Solid arguments are built with logic. Proving a point, defending a position, or establishing a solid concept relies on logic. Without it, arguments become senseless back-and-forth conversations or endless unsupported contradictions. This video, for example:
Logical arguments are made up of two parts: premises and a conclusion. The conclusion is that which the argument seeks to prove. The premises are factual statements that support, and ultimately prove, the conclusion.
Let’s look at a syllogism as an example of a basic logical argument made up of two premises and a conclusion.
P1. The White House is in Washington, DC.
P2. The Oval Office is in the White House.
⸫ The Oval Office is in Washington, DC.
In this argument, the two premises prove the conclusion.
When examining a logical argument, we first look to whether it is valid, then determine if it is sound.
A valid argument is one in which the premises force the conclusion to be true; the logic flows. It is important to remember that neither the premises nor the conclusion need to actually be true in order for the argument to be valid. The if/and/then test is a simple way of determining validity without getting mixed up in truth (that comes later).
Let’s apply the if/and/then test to our original argument:
IF the White House is in Washington, DC
AND the Oval Office is in the White House,
THEN the Oval Office is in Washington, DC.
This logically flows. If the White House is in Washington, DC and the Oval Office is in the White House, then it stands to reason that the Oval Office is in Washington, DC. The argument is valid.
Now we test the argument’s soundness. A sound argument is a valid argument in which all the premises and the conclusion are actually true. Some quick research would show us that the premises are true; likewise for the conclusion.
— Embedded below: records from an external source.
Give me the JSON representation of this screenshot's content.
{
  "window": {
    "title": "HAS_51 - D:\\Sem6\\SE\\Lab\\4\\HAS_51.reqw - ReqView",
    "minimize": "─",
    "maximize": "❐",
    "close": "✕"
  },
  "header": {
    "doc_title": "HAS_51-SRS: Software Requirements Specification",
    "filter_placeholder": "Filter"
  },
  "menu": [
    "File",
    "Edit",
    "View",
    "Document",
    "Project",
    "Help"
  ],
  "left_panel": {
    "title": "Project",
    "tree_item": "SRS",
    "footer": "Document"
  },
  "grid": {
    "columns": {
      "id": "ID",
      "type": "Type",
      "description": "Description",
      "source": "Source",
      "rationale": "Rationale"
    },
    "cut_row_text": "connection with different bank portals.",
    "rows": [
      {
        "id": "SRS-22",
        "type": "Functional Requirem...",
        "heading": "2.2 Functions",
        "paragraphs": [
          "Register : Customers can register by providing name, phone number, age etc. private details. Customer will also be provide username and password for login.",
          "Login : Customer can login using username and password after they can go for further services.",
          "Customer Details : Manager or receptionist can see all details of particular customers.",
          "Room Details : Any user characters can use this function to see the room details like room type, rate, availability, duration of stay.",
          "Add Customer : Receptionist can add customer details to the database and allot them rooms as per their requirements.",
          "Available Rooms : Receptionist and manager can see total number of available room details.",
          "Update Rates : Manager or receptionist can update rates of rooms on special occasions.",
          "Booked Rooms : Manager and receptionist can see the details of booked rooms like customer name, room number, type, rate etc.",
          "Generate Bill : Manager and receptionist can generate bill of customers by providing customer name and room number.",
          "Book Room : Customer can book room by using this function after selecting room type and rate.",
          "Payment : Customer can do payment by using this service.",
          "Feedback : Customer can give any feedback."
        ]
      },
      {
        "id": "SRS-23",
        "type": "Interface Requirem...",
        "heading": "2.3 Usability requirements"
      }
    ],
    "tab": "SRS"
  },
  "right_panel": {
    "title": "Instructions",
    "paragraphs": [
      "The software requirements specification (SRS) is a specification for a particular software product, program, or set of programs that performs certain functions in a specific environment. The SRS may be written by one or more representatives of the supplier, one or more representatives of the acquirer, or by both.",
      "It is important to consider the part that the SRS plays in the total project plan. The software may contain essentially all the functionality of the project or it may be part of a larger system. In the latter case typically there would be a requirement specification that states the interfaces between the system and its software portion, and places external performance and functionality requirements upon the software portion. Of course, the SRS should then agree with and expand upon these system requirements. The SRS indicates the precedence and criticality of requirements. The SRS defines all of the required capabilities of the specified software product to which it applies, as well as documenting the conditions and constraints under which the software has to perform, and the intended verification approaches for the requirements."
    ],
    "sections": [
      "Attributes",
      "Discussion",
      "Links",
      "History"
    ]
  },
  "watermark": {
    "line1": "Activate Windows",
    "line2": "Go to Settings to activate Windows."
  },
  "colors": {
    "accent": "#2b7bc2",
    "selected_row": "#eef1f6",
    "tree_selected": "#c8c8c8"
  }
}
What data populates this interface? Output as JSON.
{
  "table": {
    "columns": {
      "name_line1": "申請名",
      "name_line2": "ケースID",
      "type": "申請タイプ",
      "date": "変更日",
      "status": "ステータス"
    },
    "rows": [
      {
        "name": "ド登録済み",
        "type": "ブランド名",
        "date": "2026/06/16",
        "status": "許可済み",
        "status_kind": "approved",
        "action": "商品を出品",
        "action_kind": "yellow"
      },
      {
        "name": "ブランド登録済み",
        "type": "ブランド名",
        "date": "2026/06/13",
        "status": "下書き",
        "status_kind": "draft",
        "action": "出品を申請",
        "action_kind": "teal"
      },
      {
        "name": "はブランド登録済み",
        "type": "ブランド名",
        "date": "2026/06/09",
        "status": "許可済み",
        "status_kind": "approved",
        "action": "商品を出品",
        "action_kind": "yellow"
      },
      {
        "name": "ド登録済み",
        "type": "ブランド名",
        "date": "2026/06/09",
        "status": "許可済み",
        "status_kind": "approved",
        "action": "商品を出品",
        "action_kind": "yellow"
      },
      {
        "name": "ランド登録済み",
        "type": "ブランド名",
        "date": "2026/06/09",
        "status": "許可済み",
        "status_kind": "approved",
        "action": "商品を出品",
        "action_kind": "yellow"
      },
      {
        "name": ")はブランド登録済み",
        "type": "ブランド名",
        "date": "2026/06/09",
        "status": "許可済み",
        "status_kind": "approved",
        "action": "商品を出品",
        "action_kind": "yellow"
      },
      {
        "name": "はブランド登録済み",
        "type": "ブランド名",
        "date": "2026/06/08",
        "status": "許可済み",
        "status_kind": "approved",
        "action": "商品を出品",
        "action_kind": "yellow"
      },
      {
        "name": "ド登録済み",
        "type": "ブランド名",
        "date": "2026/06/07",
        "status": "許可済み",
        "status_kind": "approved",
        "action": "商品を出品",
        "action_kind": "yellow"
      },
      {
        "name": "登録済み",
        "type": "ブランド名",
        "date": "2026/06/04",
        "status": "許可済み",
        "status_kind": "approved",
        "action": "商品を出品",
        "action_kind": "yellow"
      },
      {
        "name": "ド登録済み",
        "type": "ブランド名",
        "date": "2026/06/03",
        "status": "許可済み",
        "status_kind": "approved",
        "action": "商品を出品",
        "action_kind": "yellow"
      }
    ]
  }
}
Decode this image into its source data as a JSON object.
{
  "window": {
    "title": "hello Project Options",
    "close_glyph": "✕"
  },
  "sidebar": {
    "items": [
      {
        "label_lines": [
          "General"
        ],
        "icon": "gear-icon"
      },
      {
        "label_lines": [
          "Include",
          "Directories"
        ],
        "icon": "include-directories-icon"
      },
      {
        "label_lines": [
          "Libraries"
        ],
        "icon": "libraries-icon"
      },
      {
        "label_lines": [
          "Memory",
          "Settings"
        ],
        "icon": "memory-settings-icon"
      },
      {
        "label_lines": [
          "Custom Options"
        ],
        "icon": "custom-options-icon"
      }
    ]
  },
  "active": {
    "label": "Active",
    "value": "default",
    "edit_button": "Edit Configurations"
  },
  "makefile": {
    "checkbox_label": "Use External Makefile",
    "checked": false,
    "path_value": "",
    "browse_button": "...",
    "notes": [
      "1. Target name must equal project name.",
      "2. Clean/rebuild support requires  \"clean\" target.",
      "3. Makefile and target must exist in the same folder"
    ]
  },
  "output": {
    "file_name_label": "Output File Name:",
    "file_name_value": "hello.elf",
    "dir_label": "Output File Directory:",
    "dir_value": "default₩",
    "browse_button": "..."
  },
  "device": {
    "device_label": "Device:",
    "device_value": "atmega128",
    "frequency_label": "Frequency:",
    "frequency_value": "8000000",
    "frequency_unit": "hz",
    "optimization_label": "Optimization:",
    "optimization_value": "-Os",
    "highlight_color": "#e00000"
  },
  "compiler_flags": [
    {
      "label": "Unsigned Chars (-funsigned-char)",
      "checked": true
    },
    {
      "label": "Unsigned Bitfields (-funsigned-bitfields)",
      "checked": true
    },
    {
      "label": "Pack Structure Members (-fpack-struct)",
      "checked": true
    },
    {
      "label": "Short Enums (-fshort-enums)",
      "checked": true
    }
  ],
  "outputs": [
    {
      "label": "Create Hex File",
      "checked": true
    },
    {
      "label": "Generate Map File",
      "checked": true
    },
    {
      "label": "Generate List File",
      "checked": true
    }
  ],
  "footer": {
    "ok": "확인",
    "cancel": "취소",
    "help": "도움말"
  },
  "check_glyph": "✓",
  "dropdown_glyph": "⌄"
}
This argument is sound. QED.
QED is a common conclusion used when one has successfully completed a logical proof. It stands for the Latin “quod erat demonstrandum,” which means “what was to be demonstrated.” More loosely translated, it means, “that which was to be demonstrated (or proven) has been.”
Here’s some fun with logic:
Let’s try another one.
P1. All philosophy teachers are millionaires.
P2. John is a philosophy teacher.
⸫ John is a millionaire.
First, we test validity—without worrying about whether the premises or conclusion are true. We only want to see if the logic flows, so we apply the if/and/then test:
IF all philosophy teachers are millionaires.
AND John is a philosophy teacher.
THEN John is a millionaire.
The logic of this argument flows; it passes the if/and/then test. If all philosophy teachers are millionaires and John is a philosophy teacher, then John would have to be a millionaire.
This valid argument, however is not sound. The first premise is not true. This is what we call proceeding from a false premise. If one premise is false, the argument is not sound. We can stop there, but for fun, let’s look at the conclusion. It is not true. I am not a millionaire.
So, we have examined two logical syllogisms, both of which are valid, one of which is sound. Let’s look at an invalid argument:
P1. All doctors have advanced college degrees.
P2. Allie has an advanced college degree.
⸫ Allie is a doctor.
When we apply the if/and/then test, we easily find this argument to be invalid:
IF all doctors have advanced college degrees
AND Allie has an advanced college degree,
THEN Allie is a doctor.
The logic of this argument does not flow. If all doctors have advanced college degrees and Allie has an advanced college degree, then it still does not necessarily mean Allie is a doctor. Allie might have a Master of Fine Arts degree. The premises do not force the conclusion to be true. This argument is invalid.
An invalid argument cannot be sound.